Dr. Marty does not dress in the traditional white coat that has been known to raise dogs’ blood pressure, but come across as somewhat hippie-ish with colorful garb, an adult version of his student days at Cornell, with a class picture showing him as one of the few classmates with a thick hair and lush beard.
So what’s the deal with this animal doctor that makes him not exactly sui generis, but at least among a minority of people in the profession who believe in alternative medicine as adjunctive to conventional treatments? He takes blood, and based on each dog’s size and weight and age, he recommends treatments, whether the animals are afflicted with jaw bone cancer, arthritis, or a terrible response to a vaccination. If you read about his veterinary clinic, your first thought would be that the doc could be a quack. He is suspicious of vaccines but is not against the procedure unless the dog stepping up for the needle is already afflicted with disease. Why give unhealthy dogs more bacteria?
In short, he believes in letting the dogs’ immune systems help them naturally, and to boost the immune system, he may prescribe nutritional supplements, acupuncture, and homeopathic injections. If a dog has bone cancer, like Petey, he demonstrates liquid nitrogen to freeze the cancerous tissue, thereby saving Petey’s natural jaw formation. If a dog has blastomycosis like Waffles, a white dog of mixed breed whose energy is close to zero, you emphathize with his human mom, who saved him when he was dumped on the road. She is determined to do everything she can. “I don’t want to lose him,” she says, with tears in her eyes. Count her as a huge supporter of Dr. Marty and Dr. Ruskin, who administered Vitamin C to support Waffles’ immune system.

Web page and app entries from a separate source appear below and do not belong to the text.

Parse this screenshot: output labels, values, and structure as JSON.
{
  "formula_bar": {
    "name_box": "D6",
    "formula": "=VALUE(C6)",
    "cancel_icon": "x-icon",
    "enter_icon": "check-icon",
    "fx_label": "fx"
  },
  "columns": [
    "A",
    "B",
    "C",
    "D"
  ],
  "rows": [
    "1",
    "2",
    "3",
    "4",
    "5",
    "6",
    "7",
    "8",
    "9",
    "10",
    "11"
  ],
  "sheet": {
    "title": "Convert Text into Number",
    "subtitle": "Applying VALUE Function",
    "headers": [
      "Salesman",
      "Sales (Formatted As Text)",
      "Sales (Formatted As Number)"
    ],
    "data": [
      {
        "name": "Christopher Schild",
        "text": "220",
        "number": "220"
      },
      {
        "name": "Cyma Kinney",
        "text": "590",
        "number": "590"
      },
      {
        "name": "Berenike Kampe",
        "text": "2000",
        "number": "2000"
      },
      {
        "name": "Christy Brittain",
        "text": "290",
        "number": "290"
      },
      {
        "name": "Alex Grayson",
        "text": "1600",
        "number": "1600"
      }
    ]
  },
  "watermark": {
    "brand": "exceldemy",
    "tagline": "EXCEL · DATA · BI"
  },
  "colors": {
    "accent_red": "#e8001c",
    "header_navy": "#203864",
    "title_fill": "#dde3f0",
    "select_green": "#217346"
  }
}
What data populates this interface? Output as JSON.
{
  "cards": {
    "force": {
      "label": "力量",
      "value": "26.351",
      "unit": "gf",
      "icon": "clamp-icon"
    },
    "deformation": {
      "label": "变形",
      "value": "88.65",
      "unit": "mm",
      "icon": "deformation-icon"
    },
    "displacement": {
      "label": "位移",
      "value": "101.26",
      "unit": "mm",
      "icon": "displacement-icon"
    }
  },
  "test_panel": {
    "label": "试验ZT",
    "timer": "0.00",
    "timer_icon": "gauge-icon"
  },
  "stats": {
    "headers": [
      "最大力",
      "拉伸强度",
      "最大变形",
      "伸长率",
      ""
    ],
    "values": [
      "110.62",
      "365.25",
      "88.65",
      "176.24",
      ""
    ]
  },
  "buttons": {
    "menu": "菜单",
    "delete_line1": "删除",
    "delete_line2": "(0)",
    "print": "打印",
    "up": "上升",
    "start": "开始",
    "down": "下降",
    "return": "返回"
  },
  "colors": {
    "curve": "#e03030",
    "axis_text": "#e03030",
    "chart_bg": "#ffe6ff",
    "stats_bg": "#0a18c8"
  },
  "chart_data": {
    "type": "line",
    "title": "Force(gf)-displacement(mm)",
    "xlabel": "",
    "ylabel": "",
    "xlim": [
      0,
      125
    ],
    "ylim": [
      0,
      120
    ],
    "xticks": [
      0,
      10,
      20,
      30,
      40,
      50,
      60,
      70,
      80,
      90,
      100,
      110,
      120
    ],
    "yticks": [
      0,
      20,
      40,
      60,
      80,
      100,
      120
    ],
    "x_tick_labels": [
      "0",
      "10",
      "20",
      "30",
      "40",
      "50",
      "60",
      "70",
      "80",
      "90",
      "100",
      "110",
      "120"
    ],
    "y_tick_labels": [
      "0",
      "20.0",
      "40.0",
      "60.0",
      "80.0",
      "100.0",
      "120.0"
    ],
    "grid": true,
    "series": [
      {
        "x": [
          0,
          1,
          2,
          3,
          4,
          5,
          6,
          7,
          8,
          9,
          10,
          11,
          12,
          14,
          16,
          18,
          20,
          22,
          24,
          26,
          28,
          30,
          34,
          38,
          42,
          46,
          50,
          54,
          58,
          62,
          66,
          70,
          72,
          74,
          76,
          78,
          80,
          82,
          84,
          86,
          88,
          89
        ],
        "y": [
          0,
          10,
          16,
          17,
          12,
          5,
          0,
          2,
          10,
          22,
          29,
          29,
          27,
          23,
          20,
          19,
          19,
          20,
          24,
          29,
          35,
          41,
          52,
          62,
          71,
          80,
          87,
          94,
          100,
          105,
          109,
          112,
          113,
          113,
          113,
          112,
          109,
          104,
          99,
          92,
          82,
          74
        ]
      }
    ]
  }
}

He does not promise miracles for dogs who have metastatic cancer, but he can help by extending their lives. In one case a dog given five months to live is still around three years later thanks to alternative treatments.
Like some of the celebrated nutritionists advising people on how to boost their immune systems with vitamins and minerals, he thinks little of the corporate-sponsored dog foods, whose products, loaded with chemicals, may lead off with corn and wheat. He counters with “Since when do dogs go to bakeries for their food?”
Dr. Marty is a personable fellow, the kind you would want to trust immediately. He listens. He asks about each patient’s history. In a lecture at Cornell, he holds a class of veterinary students in his alma mater in the palm of his hand, pushing his philosophy of using alternative medicine in addition to conventional treatments, and sometimes abandoning traditional medicine altogether depending on the patient.
The best dog movies are sentimental dramas, with “Lassie Come Home” as my personal favorite. But in this case, Marty shows that a documentary can be as charming, enlightening, even sentimental, as the best of the narratives. Director Cindy Meehl, who founded Cedar Creek Productions, is in her métier, having directed an earlier film “Buck,” about Buck Brannaman, who suffered abuse as a child and went on to become a famous horse whisperer.
101 minutes. © 2019 by Harvey Karten, Member, New York Film Critics Online
Story – A-
Acting – A-
Overall – A-